One of the most iconic examples of the Lover archetype in literature is Romeo, from William Shakespeare‘s “Romeo and Juliet“. Romeo, with his intense passion and willingness to defy social norms for love, embodies the fiery and often tragic desire that characterizes this archetype. His relationship with Juliet is the essence of romantic union, marked by an emotional intensity that transcends time and space.
In classical literature, another emblematic example is Lancelot, from the Arthurian legends. As Queen Guinevere‘s lover, Lancelot symbolizes forbidden love and sacrifice. His love for Guinevere leads him to face moral dilemmas and inner conflicts, highlighting the complexity of the Lover archetype in his struggle between passion and duty.
The character of Jane Eyre, from Charlotte Brontë‘s novel of the same name, also embodies this archetype. Through her relationship with Mr. Rochester, Jane experiences an intense emotional journey. Her love for Rochester is deep and genuine, but it is also marked by self-assertion and self-respect. Jane seeks not only romantic love, but also equality and recognition in their relationship.
In more modern literature, the Lover archetype can be seen in characters such as Jay Gatsby from F. Scott Fitzgerald’s “The Great Gatsby.” Gatsby is obsessed with the idea of love and beauty, represented by his lost love, Daisy. His desire to win her back and his idealization of the past show both the intensity and tragedy that often accompanies the Lover archetype.

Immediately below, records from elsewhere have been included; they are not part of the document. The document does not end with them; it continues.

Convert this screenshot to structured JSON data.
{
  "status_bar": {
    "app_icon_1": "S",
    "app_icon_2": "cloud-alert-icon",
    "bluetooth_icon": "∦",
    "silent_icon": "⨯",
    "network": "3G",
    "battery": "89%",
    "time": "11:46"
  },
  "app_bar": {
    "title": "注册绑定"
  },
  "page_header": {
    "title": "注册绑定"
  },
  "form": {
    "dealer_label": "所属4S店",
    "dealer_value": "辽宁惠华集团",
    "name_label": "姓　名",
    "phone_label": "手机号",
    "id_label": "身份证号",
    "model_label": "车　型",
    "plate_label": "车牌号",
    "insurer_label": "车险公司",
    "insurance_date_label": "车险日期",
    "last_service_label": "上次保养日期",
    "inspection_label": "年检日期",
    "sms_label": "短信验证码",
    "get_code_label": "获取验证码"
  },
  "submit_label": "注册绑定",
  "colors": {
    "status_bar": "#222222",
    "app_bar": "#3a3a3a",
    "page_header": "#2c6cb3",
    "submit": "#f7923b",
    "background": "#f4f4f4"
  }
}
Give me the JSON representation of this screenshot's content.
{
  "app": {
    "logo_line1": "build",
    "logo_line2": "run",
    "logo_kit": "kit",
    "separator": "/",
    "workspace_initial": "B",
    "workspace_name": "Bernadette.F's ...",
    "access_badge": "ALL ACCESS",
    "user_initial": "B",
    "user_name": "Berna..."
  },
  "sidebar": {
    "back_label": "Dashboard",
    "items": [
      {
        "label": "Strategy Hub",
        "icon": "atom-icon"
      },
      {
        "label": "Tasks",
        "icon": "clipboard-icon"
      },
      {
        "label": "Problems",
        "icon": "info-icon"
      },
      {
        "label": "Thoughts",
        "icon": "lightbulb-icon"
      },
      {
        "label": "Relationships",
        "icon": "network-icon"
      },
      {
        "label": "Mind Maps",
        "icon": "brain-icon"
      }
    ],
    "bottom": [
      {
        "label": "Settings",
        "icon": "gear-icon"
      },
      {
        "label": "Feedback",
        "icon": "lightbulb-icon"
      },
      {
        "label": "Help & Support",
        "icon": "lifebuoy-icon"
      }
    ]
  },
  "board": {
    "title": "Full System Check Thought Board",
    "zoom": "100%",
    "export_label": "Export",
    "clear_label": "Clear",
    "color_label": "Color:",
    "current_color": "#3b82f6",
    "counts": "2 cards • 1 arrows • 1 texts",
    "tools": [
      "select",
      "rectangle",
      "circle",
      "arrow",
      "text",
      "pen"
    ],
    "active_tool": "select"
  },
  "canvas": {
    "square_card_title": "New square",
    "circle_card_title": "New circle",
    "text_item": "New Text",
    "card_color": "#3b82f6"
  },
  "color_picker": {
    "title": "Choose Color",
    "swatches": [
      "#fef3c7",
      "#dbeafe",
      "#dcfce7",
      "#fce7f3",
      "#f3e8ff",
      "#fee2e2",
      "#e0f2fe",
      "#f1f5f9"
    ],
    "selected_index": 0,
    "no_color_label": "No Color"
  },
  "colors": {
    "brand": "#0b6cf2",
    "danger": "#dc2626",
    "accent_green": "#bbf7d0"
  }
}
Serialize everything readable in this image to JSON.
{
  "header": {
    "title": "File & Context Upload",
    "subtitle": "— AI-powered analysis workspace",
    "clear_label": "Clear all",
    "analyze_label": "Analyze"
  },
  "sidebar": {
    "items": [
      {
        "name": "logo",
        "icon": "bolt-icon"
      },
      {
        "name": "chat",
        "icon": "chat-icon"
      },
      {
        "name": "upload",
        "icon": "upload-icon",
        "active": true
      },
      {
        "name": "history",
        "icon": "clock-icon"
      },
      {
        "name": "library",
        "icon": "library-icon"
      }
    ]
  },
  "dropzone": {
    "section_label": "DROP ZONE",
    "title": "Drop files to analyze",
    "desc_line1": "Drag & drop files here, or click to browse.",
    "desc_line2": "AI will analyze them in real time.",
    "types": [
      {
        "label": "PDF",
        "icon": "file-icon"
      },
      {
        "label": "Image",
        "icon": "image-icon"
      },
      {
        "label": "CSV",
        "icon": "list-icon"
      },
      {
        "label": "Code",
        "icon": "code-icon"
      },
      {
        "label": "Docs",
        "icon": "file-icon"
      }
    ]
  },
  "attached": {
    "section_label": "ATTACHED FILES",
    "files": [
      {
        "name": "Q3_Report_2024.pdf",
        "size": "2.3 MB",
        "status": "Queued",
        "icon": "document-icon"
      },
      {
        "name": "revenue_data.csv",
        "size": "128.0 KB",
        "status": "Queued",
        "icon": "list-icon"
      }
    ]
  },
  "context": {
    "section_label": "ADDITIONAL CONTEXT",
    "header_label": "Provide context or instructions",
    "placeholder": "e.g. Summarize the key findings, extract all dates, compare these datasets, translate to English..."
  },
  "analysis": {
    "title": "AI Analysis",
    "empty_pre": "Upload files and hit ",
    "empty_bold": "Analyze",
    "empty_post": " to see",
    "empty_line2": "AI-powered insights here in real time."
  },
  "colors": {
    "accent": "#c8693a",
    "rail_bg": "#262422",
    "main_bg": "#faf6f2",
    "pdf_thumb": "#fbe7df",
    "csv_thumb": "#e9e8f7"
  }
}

Another contemporary example is Florentino Ariza from Gabriel Garcia Marquez‘s Love in the Time of Cholera. His unwavering love for Fermina Daza spans decades and is a testament to the power and persistence of romantic love. Florentino, although often seen as a tragic character, also represents hope and eternal fidelity.
In fantasy literature, the character of Arwen in J.R.R. Tolkien’ s “The Lord of the Rings” serves as a fascinating example of the Lover archetype. Her love for Aragorn and her willingness to give up her immortality to be with him highlight the sacrificial and transcendent nature of true love.
In fairy tales, the figure of the princess, as in “Beauty and the Beast” or “Cinderella,” often incorporates aspects of the Lover archetype. These characters seek true love and emotional fulfillment, overcoming obstacles and transforming not only their lives but also the lives of those around them.
The Lover archetype is also found in complex and often conflicted characters, such as Anna Karenina from Leo Tolstoy’s novel. Anna, trapped in an unhappy marriage and pursuing a forbidden passion with Vronsky, illustrates the devastating consequences that love can sometimes have when it clashes with social and moral conventions.